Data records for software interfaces
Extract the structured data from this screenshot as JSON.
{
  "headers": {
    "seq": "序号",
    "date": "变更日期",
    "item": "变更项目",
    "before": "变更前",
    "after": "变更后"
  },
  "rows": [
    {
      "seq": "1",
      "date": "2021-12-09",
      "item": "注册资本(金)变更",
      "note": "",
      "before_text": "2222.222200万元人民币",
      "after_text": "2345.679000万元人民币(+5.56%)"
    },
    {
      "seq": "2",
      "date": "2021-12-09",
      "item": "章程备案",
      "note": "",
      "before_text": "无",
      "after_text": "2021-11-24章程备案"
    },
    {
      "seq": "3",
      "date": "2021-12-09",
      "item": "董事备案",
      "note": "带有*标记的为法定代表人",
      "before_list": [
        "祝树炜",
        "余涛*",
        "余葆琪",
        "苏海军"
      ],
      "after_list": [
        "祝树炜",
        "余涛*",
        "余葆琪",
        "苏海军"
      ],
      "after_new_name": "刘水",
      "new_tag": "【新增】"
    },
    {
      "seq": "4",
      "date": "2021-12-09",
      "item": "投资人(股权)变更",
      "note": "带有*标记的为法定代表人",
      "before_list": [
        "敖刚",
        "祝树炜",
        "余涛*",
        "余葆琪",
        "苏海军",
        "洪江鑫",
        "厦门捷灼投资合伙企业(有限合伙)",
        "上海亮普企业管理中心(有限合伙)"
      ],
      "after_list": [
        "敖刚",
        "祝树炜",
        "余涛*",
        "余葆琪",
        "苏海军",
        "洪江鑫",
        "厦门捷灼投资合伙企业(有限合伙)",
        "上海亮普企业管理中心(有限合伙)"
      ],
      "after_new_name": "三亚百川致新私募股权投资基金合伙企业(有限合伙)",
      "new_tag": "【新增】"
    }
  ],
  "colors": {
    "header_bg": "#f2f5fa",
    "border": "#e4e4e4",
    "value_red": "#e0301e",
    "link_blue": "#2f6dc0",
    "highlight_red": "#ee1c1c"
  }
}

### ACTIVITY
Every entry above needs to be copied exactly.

### RESULT OF THE TASK
Extract the structured data from this screenshot as JSON.
{
  "headers": {
    "seq": "序号",
    "date": "变更日期",
    "item": "变更项目",
    "before": "变更前",
    "after": "变更后"
  },
  "rows": [
    {
      "seq": "1",
      "date": "2021-12-09",
      "item": "注册资本(金)变更",
      "note": "",
      "before_text": "2222.222200万元人民币",
      "after_text": "2345.679000万元人民币(+5.56%)"
    },
    {
      "seq": "2",
      "date": "2021-12-09",
      "item": "章程备案",
      "note": "",
      "before_text": "无",
      "after_text": "2021-11-24章程备案"
    },
    {
      "seq": "3",
      "date": "2021-12-09",
      "item": "董事备案",
      "note": "带有*标记的为法定代表人",
      "before_list": [
        "祝树炜",
        "余涛*",
        "余葆琪",
        "苏海军"
      ],
      "after_list": [
        "祝树炜",
        "余涛*",
        "余葆琪",
        "苏海军"
      ],
      "after_new_name": "刘水",
      "new_tag": "【新增】"
    },
    {
      "seq": "4",
      "date": "2021-12-09",
      "item": "投资人(股权)变更",
      "note": "带有*标记的为法定代表人",
      "before_list": [
        "敖刚",
        "祝树炜",
        "余涛*",
        "余葆琪",
        "苏海军",
        "洪江鑫",
        "厦门捷灼投资合伙企业(有限合伙)",
        "上海亮普企业管理中心(有限合伙)"
      ],
      "after_list": [
        "敖刚",
        "祝树炜",
        "余涛*",
        "余葆琪",
        "苏海军",
        "洪江鑫",
        "厦门捷灼投资合伙企业(有限合伙)",
        "上海亮普企业管理中心(有限合伙)"
      ],
      "after_new_name": "三亚百川致新私募股权投资基金合伙企业(有限合伙)",
      "new_tag": "【新增】"
    }
  ],
  "colors": {
    "header_bg": "#f2f5fa",
    "border": "#e4e4e4",
    "value_red": "#e0301e",
    "link_blue": "#2f6dc0",
    "highlight_red": "#ee1c1c"
  }
}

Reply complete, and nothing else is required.